Although Roger Hoover has made a name for himself in folk and Americana circles with his brand of searching, wistful songwriting, the last thing he wishes to do is be pigeonholed into any specific genre. In particular, with his sixth collection of originals, Pastures (out September 13 on Last Chance Records), the singer wishes most to look forward while keeping an eye on the road behind.
“My favorite songwriters are the risk-takers who leave traces of the past in their songs– Tom Waits, Leonard Cohen, and Kris Kristofferson” Hoover explains. “And I feel I’m doing the same, advancing the genre while paying homage to the past.”
Indeed, Pastures’ thoughtful meanderings take listeners through a map of contemplative, everyman’s observations in the vein of music history’s best storytellers, set in the fertile backdrop of the U.S. Midwest—a region Hoover himself knows firsthand. His childhood in Northeast Ohio gave him a lens on the life of the area’s working class population, which grew to a talent for turning observation into poetry.
Pastures’ lyrical matter explores everything ranging from a romance wrought in Escanaba, Michigan to a simple but profound concern that the life we all create is not enough for the ones we leave behind.

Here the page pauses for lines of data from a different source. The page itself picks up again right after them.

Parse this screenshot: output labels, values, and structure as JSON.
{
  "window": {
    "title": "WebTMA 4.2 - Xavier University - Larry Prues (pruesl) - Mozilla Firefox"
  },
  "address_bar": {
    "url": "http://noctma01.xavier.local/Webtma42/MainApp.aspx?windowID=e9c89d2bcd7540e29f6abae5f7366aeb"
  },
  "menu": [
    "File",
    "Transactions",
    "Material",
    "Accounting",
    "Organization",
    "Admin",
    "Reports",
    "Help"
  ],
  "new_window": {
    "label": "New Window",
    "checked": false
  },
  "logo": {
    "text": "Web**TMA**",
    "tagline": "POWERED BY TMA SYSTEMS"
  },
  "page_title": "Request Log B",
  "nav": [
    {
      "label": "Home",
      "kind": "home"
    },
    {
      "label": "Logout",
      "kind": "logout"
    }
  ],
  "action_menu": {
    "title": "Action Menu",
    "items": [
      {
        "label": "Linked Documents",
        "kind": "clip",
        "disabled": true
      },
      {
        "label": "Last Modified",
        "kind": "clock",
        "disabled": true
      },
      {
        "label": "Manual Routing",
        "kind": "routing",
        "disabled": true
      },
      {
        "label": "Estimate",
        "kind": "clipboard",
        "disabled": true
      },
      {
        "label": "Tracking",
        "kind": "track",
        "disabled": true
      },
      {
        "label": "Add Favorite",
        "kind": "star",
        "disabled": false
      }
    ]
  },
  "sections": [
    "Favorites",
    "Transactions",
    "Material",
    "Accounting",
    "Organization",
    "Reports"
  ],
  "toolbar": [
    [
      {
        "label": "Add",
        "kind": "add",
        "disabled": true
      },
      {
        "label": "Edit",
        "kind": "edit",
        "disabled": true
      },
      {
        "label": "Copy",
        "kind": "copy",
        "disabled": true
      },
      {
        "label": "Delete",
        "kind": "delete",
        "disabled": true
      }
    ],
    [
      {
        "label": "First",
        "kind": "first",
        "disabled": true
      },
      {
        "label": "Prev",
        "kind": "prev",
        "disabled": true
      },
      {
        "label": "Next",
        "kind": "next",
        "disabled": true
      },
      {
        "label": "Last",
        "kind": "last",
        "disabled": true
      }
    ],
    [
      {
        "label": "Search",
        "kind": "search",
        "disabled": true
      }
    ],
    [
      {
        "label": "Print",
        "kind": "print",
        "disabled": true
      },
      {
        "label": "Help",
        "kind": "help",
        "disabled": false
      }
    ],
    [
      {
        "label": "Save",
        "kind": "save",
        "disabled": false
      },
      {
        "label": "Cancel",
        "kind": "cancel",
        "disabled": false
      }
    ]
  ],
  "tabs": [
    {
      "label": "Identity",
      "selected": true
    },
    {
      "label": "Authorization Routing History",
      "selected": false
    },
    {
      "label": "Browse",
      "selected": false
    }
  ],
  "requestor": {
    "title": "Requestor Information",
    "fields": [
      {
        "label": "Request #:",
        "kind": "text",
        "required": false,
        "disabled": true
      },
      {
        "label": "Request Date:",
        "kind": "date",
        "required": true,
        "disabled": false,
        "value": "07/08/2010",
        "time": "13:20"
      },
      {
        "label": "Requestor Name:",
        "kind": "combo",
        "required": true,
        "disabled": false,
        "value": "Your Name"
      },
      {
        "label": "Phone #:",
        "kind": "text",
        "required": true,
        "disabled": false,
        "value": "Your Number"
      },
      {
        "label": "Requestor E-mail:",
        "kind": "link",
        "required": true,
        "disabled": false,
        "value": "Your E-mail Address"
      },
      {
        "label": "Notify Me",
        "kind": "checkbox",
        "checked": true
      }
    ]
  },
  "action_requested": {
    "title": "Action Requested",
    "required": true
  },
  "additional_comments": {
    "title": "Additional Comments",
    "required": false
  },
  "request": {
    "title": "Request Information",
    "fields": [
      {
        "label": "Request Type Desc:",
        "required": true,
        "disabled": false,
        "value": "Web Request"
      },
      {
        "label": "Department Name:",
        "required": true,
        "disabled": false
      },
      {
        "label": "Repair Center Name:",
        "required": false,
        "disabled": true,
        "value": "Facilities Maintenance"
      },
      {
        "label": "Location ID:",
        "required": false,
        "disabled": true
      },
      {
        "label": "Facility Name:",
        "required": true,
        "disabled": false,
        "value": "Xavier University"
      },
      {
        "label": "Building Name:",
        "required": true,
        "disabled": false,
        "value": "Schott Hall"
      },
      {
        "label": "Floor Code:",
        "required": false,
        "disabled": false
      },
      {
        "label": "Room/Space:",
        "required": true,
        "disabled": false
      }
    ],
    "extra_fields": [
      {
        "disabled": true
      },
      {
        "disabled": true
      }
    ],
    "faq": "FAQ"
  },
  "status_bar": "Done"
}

However, anchoring all of the songs is a bit of light and resilience for the future.
“I tried to provide an expression of the frustration that comes when you feel as though you’re being beaten down or trapped, but also an expression of hope and optimism that permeates the people of the Midwest,” Hoover notes. “This feeling that, ‘Times are hard tonight, but they won’t be in the morning.'”

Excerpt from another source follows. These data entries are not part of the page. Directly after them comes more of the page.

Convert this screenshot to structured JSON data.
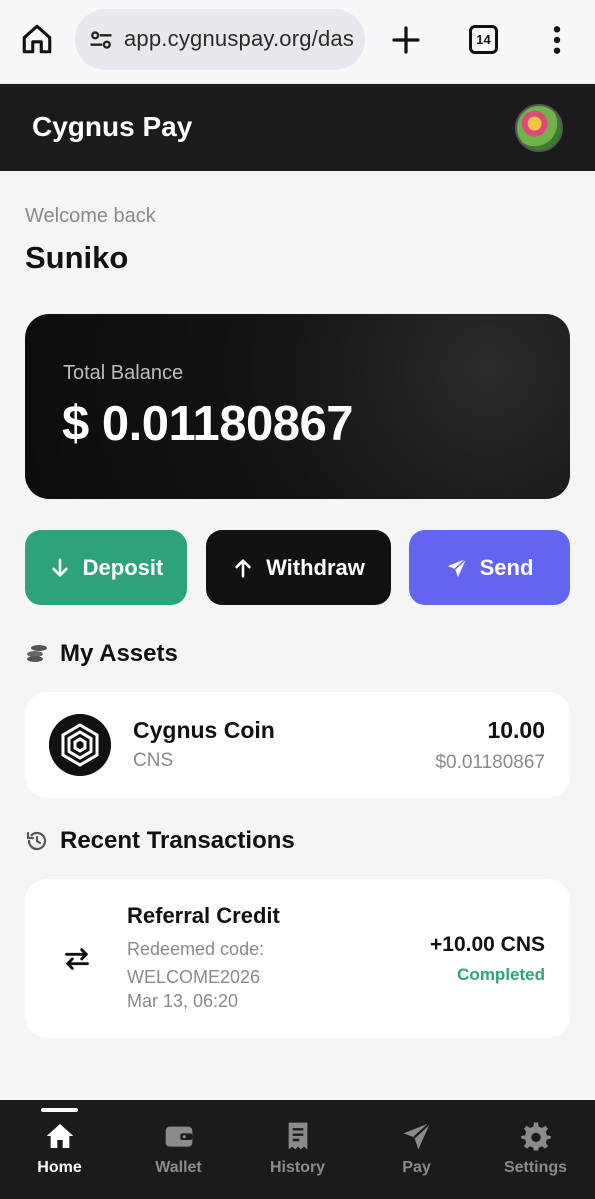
{
  "browser": {
    "url": "app.cygnuspay.org/das",
    "tab_count": "14",
    "icons": [
      "home-icon",
      "site-settings-icon",
      "plus-icon",
      "tabs-icon",
      "more-vert-icon"
    ]
  },
  "header": {
    "title": "Cygnus Pay"
  },
  "welcome": {
    "label": "Welcome back",
    "name": "Suniko"
  },
  "balance": {
    "label": "Total Balance",
    "value": "$ 0.01180867"
  },
  "actions": {
    "deposit": "Deposit",
    "withdraw": "Withdraw",
    "send": "Send"
  },
  "assets": {
    "heading": "My Assets",
    "items": [
      {
        "name": "Cygnus Coin",
        "symbol": "CNS",
        "amount": "10.00",
        "usd": "$0.01180867"
      }
    ]
  },
  "transactions": {
    "heading": "Recent Transactions",
    "items": [
      {
        "title": "Referral Credit",
        "description": "Redeemed code: WELCOME2026",
        "date": "Mar 13, 06:20",
        "amount": "+10.00 CNS",
        "status": "Completed"
      }
    ]
  },
  "nav": {
    "items": [
      {
        "label": "Home",
        "icon": "home-icon",
        "active": true
      },
      {
        "label": "Wallet",
        "icon": "wallet-icon",
        "active": false
      },
      {
        "label": "History",
        "icon": "receipt-icon",
        "active": false
      },
      {
        "label": "Pay",
        "icon": "paper-plane-icon",
        "active": false
      },
      {
        "label": "Settings",
        "icon": "gear-icon",
        "active": false
      }
    ]
  },
  "colors": {
    "deposit": "#2ea37a",
    "withdraw": "#111111",
    "send": "#6366f1",
    "status_completed": "#2ea37a",
    "header_bg": "#1b1b1b"
  }
}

Overall, the singer-songwriter found a satisfaction in the genre-defying set of material, which indeed fulfills his wish to progress without boundaries– and without a loss of respect for where his inspirations came.
When all is said and done, “This is a record about man’s station in life,” Hoover states. “I found myself asking, ‘Who am I? How did I get here? Where do I go from here?” and knew people who were feeling the same way.
“Instead of complaining about or writing a fatalistic record about our station in life, I wrote a response that we have the ability to change. So, I wrote this record from the viewpoint that we have every opportunity to change the pasture we’re living in.”